At around 1:00PM we hopped in the truck and met the cameraman from the Oregonian at Ruhl Bee Supply to document the process of purchasing and installing bees throughout our neighborhood.
For any of you who haven't had the opportunity to be in the presence of 10,000,000 bees (1000 packages), I must urge you to do so before it's too late. Simply watching the reaction of spouses, children and others who are less-inclined toward bees crawing on their faces is worth it.
Here's are some photos of the package pick-up:
Our cameraman was a trooper, indeed. He looked dazed as he walked into the room full of bees, and slowly crept out of the warehouse and took photos from afar.

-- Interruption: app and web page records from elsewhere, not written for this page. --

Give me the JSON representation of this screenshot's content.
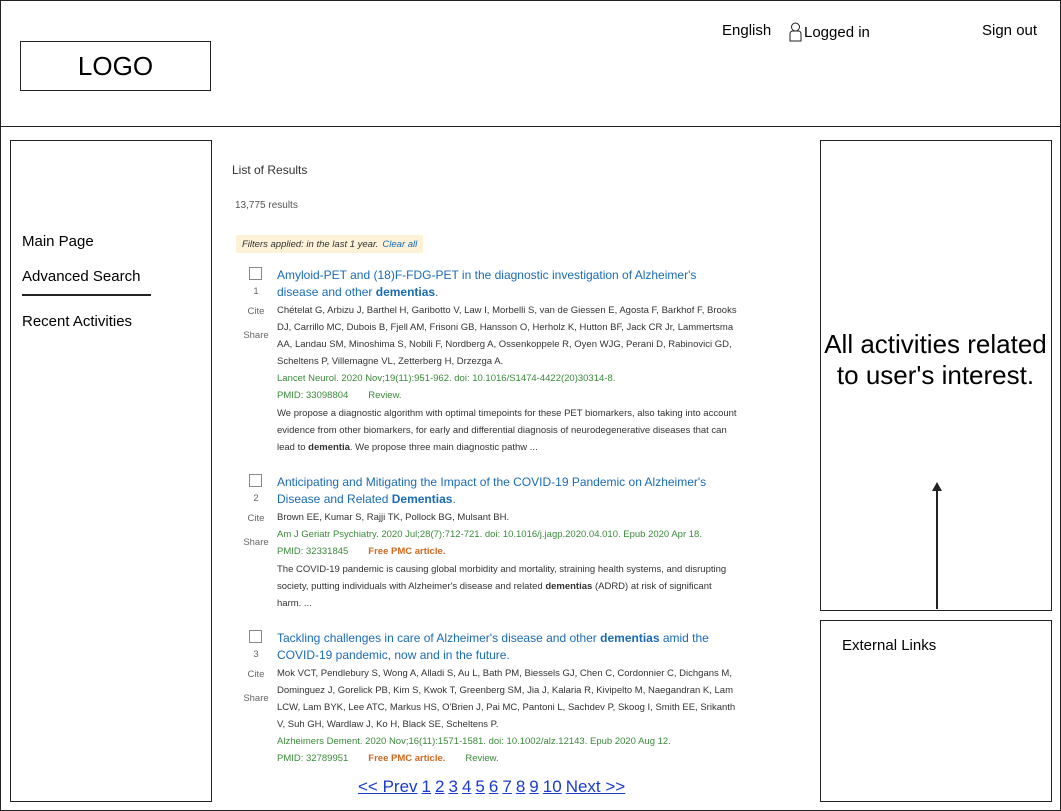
{
  "header": {
    "logo": "LOGO",
    "language": "English",
    "user_status": "Logged in",
    "sign_out": "Sign out"
  },
  "nav": {
    "main_page": "Main Page",
    "advanced_search": "Advanced Search",
    "recent_activities": "Recent Activities"
  },
  "results": {
    "list_title": "List of Results",
    "count": "13,775 results",
    "filter_text": "Filters applied: in the last 1 year.",
    "clear_all": "Clear all",
    "items": [
      {
        "num": "1",
        "cite": "Cite",
        "share": "Share",
        "title_parts": [
          "Amyloid-PET and (18)F-FDG-PET in the diagnostic investigation of Alzheimer's",
          " disease and other ",
          "dementias",
          "."
        ],
        "authors": "Chételat G, Arbizu J, Barthel H, Garibotto V, Law I, Morbelli S, van de Giessen E, Agosta F, Barkhof F, Brooks DJ, Carrillo MC, Dubois B, Fjell AM, Frisoni GB, Hansson O, Herholz K, Hutton BF, Jack CR Jr, Lammertsma AA, Landau SM, Minoshima S, Nobili F, Nordberg A, Ossenkoppele R, Oyen WJG, Perani D, Rabinovici GD, Scheltens P, Villemagne VL, Zetterberg H, Drzezga A.",
        "journal": "Lancet Neurol. 2020 Nov;19(11):951-962. doi: 10.1016/S1474-4422(20)30314-8.",
        "pmid": "PMID: 33098804",
        "badge": "",
        "review": "Review.",
        "abstract": "We propose a diagnostic algorithm with optimal timepoints for these PET biomarkers, also taking into account evidence from other biomarkers, for early and differential diagnosis of neurodegenerative diseases that can lead to",
        "abstract_bold": "dementia",
        "abstract_tail": ". We propose three main diagnostic pathw ..."
      },
      {
        "num": "2",
        "cite": "Cite",
        "share": "Share",
        "title_parts": [
          "Anticipating and Mitigating the Impact of the COVID-19 Pandemic on Alzheimer's Disease and Related ",
          "",
          "Dementias",
          "."
        ],
        "authors": "Brown EE, Kumar S, Rajji TK, Pollock BG, Mulsant BH.",
        "journal": "Am J Geriatr Psychiatry. 2020 Jul;28(7):712-721. doi: 10.1016/j.jagp.2020.04.010. Epub 2020 Apr 18.",
        "pmid": "PMID: 32331845",
        "badge": "Free PMC article.",
        "review": "",
        "abstract": "The COVID-19 pandemic is causing global morbidity and mortality, straining health systems, and disrupting society, putting individuals with Alzheimer's disease and related",
        "abstract_bold": "dementias",
        "abstract_tail": " (ADRD) at risk of significant harm. ..."
      },
      {
        "num": "3",
        "cite": "Cite",
        "share": "Share",
        "title_parts": [
          "Tackling challenges in care of Alzheimer's disease and other ",
          "",
          "dementias",
          " amid the COVID-19 pandemic, now and in the future."
        ],
        "authors": "Mok VCT, Pendlebury S, Wong A, Alladi S, Au L, Bath PM, Biessels GJ, Chen C, Cordonnier C, Dichgans M, Dominguez J, Gorelick PB, Kim S, Kwok T, Greenberg SM, Jia J, Kalaria R, Kivipelto M, Naegandran K, Lam LCW, Lam BYK, Lee ATC, Markus HS, O'Brien J, Pai MC, Pantoni L, Sachdev P, Skoog I, Smith EE, Srikanth V, Suh GH, Wardlaw J, Ko H, Black SE, Scheltens P.",
        "journal": "Alzheimers Dement. 2020 Nov;16(11):1571-1581. doi: 10.1002/alz.12143. Epub 2020 Aug 12.",
        "pmid": "PMID: 32789951",
        "badge": "Free PMC article.",
        "review": "Review.",
        "abstract": "",
        "abstract_bold": "",
        "abstract_tail": ""
      }
    ]
  },
  "pagination": {
    "prev": "<< Prev",
    "pages": [
      "1",
      "2",
      "3",
      "4",
      "5",
      "6",
      "7",
      "8",
      "9",
      "10"
    ],
    "next": "Next >>"
  },
  "right_panel": {
    "interest_text": "All activities related to user's interest.",
    "external_links": "External Links"
  }
}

After picking up the packages we headed home to install the first three packages into one Warre hive and two top bars. I did the Warre first without a veil and was promptly stung in the ear. Since then I've been wearing a veil when installing packages!
Here are some photos of the first three installations:
Here they are today:
After that we headed to Eleanore's (one of my hive hosts) house to install 4 packages into top bar hives. She has a beautiful property that looks as if it was created for top bar hives!
Lastly we went to Charlie's to install the remaining 3 packages and everything went swimmingly. Sadly, a couple weeks later I was forced to move them due to his neighbor's fear of honey bees stinging his children's bare feet as they prance through the clover. Thankfully, I am confident they have a better home here in this incredible orchard only a mile from our home!
The day after the first 10 packages were installed we were getting our rotting willow tree cut down. Early that morning I showed the arborists the top bar hive windows and they were enamored. A few hours later I received a call that there was a beehive in our tree approximately 15 feet off the ground. Sure enough, I got home and saw bees happily buzzing in and out as if nothing had happened to their humble abode:
The plan in the next month or so is to have the arborist return and cut down the portion with the bees and set it gently in our yard. We'll leave them alone and allow them to use it as a "bee gum."
10 days after installing the first packages I received my first swarm call and promptly responded to a home near Reed College. Here's the evidence:
A few weeks later during the last week of April I met Cedar Glen Bees in Jantzen Beach, Oregon to pick up the first five packages of bees (Minnesota Hygienics) of the ten I ordered from them. Despite the rain and cold weather, my packages were still alive!
The next day I installed 3 of them at Sokol Blosser Winery and 2 of them at Cameron Winery in Dundee, Oregon. Sadly, 1 of the Sokol Blosser hives absconded -- my only package to abscond of the season! I'm quite pleased with the 95% success rate.
A few days later I drove up to Seattle and met a nice gentleman driving down from Northern Washington with my final 5 packages of Buckfast bees. We met on Pike street (the main drag) in an alley. Really. I must say, rounding the corner of Pike street carrying 50,000 bees, only to watch dozens of bystanders diving into the street, screaming in terror is one of the most fulfilling experiences of my life.
Of the final five packages, 2 were installed at Cameron winery (bringing the total there to 4) and 3 were installed at Lachini Vineyards.
A couple weeks ago I received a call from my neighbor that my willow tree hive was swarming. Sure enough, I got home to find a decent swarm irritatingly clumped at the base of a tree at the edge of our yard:
After 30-40 minutes of kicking and brushing I finally got the queen into the box, packed them up and took them to Zenger Farm.
It has been tiring, trying, frustrating, exciting and ultimately a wonderful learning experience. I look forward to the next swarm, the next sting and the next day!